> [Exercise brief]: Search the entries for the word "name". Copy every line where it turns up.

> [Data under study]:
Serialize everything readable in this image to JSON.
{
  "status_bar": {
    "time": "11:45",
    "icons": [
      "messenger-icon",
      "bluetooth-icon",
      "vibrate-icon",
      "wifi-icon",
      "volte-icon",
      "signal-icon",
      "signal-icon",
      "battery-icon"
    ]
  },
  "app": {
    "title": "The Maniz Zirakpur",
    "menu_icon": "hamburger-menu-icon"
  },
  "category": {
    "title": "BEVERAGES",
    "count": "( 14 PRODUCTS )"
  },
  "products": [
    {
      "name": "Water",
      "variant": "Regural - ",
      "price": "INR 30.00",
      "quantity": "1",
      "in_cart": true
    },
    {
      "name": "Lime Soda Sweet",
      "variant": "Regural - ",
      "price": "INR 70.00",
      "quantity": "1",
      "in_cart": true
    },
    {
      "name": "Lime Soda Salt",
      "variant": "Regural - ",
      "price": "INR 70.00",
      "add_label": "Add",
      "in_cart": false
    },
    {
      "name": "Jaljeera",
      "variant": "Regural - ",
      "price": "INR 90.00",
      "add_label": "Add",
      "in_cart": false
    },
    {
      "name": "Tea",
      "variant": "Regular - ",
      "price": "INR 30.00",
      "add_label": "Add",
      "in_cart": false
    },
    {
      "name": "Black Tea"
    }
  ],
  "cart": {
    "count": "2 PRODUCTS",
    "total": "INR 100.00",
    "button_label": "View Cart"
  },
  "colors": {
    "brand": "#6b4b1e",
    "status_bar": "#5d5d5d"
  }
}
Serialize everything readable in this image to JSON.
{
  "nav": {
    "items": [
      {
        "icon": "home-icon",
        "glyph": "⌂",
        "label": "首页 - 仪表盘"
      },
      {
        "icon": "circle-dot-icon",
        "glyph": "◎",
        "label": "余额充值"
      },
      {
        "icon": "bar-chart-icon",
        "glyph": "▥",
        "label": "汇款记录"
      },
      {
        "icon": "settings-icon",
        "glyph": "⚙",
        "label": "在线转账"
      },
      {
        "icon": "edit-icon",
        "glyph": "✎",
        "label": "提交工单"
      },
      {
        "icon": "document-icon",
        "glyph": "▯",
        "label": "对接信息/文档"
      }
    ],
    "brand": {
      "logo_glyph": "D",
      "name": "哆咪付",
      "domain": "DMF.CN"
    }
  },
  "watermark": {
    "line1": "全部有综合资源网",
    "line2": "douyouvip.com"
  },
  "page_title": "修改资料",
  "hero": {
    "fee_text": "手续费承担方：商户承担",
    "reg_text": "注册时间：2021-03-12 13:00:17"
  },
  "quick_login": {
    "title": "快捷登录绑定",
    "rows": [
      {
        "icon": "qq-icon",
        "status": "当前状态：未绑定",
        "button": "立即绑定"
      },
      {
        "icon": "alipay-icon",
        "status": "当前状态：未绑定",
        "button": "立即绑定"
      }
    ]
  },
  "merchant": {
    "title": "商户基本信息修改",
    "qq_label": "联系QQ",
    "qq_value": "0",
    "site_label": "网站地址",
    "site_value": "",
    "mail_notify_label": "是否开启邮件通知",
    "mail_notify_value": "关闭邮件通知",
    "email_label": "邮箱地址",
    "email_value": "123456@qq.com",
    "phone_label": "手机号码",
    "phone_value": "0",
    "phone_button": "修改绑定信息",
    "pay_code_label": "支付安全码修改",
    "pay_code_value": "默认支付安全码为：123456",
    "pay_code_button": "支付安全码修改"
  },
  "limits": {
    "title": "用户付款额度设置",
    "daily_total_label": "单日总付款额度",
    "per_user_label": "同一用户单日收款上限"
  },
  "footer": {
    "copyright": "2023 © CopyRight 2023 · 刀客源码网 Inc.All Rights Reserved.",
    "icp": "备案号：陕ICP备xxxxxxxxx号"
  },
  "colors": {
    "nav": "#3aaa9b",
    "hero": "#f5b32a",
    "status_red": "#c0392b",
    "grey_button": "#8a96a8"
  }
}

> [Answer section]:
      "name": "Water",
      "name": "Lime Soda Sweet",
      "name": "Lime Soda Salt",
      "name": "Jaljeera",
      "name": "Tea",
      "name": "Black Tea"
      "name": "哆咪付",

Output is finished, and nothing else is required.